_PROBLEM TO WORK ON_: Write out every entry once more, character for character.

Records drawn from a dataset:
[Start of section]

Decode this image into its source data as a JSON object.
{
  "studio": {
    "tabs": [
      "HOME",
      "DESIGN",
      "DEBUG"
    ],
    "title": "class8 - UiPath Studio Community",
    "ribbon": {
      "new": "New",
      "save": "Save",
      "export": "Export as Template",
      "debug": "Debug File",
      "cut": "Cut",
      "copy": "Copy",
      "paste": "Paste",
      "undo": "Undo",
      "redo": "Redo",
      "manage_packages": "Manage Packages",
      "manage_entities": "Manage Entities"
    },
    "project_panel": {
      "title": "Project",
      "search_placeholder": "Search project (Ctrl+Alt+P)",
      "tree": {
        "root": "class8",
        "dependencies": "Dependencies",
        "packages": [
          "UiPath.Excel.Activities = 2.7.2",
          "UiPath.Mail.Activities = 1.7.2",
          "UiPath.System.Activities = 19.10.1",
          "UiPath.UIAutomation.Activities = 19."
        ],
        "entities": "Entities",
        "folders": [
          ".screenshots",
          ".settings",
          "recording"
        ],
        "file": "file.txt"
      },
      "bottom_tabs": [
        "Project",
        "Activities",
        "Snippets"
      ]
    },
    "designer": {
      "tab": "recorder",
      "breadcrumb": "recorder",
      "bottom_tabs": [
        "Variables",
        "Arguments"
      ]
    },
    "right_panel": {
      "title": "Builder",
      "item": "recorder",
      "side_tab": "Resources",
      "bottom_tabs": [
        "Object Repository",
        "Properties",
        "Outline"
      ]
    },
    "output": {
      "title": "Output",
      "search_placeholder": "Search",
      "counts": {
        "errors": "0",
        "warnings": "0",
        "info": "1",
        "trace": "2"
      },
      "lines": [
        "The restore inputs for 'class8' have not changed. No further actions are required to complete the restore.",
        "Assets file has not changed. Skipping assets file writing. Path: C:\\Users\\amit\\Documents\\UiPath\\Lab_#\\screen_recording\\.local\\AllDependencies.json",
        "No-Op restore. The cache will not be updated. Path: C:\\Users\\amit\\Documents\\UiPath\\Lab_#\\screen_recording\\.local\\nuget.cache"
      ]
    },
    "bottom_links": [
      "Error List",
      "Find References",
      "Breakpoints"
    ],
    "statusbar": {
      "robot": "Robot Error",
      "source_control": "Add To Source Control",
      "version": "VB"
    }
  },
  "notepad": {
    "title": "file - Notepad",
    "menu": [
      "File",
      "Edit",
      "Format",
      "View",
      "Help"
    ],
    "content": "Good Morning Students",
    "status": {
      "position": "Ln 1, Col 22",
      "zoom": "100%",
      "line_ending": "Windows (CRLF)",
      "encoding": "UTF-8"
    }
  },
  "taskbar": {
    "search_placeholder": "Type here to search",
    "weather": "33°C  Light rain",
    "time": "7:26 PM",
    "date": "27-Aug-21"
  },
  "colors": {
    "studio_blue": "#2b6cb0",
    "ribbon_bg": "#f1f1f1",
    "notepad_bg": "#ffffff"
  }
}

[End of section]

_ANSWER TO THIS TASK_:
Decode this image into its source data as a JSON object.
{
  "studio": {
    "tabs": [
      "HOME",
      "DESIGN",
      "DEBUG"
    ],
    "title": "class8 - UiPath Studio Community",
    "ribbon": {
      "new": "New",
      "save": "Save",
      "export": "Export as Template",
      "debug": "Debug File",
      "cut": "Cut",
      "copy": "Copy",
      "paste": "Paste",
      "undo": "Undo",
      "redo": "Redo",
      "manage_packages": "Manage Packages",
      "manage_entities": "Manage Entities"
    },
    "project_panel": {
      "title": "Project",
      "search_placeholder": "Search project (Ctrl+Alt+P)",
      "tree": {
        "root": "class8",
        "dependencies": "Dependencies",
        "packages": [
          "UiPath.Excel.Activities = 2.7.2",
          "UiPath.Mail.Activities = 1.7.2",
          "UiPath.System.Activities = 19.10.1",
          "UiPath.UIAutomation.Activities = 19."
        ],
        "entities": "Entities",
        "folders": [
          ".screenshots",
          ".settings",
          "recording"
        ],
        "file": "file.txt"
      },
      "bottom_tabs": [
        "Project",
        "Activities",
        "Snippets"
      ]
    },
    "designer": {
      "tab": "recorder",
      "breadcrumb": "recorder",
      "bottom_tabs": [
        "Variables",
        "Arguments"
      ]
    },
    "right_panel": {
      "title": "Builder",
      "item": "recorder",
      "side_tab": "Resources",
      "bottom_tabs": [
        "Object Repository",
        "Properties",
        "Outline"
      ]
    },
    "output": {
      "title": "Output",
      "search_placeholder": "Search",
      "counts": {
        "errors": "0",
        "warnings": "0",
        "info": "1",
        "trace": "2"
      },
      "lines": [
        "The restore inputs for 'class8' have not changed. No further actions are required to complete the restore.",
        "Assets file has not changed. Skipping assets file writing. Path: C:\\Users\\amit\\Documents\\UiPath\\Lab_#\\screen_recording\\.local\\AllDependencies.json",
        "No-Op restore. The cache will not be updated. Path: C:\\Users\\amit\\Documents\\UiPath\\Lab_#\\screen_recording\\.local\\nuget.cache"
      ]
    },
    "bottom_links": [
      "Error List",
      "Find References",
      "Breakpoints"
    ],
    "statusbar": {
      "robot": "Robot Error",
      "source_control": "Add To Source Control",
      "version": "VB"
    }
  },
  "notepad": {
    "title": "file - Notepad",
    "menu": [
      "File",
      "Edit",
      "Format",
      "View",
      "Help"
    ],
    "content": "Good Morning Students",
    "status": {
      "position": "Ln 1, Col 22",
      "zoom": "100%",
      "line_ending": "Windows (CRLF)",
      "encoding": "UTF-8"
    }
  },
  "taskbar": {
    "search_placeholder": "Type here to search",
    "weather": "33°C  Light rain",
    "time": "7:26 PM",
    "date": "27-Aug-21"
  },
  "colors": {
    "studio_blue": "#2b6cb0",
    "ribbon_bg": "#f1f1f1",
    "notepad_bg": "#ffffff"
  }
}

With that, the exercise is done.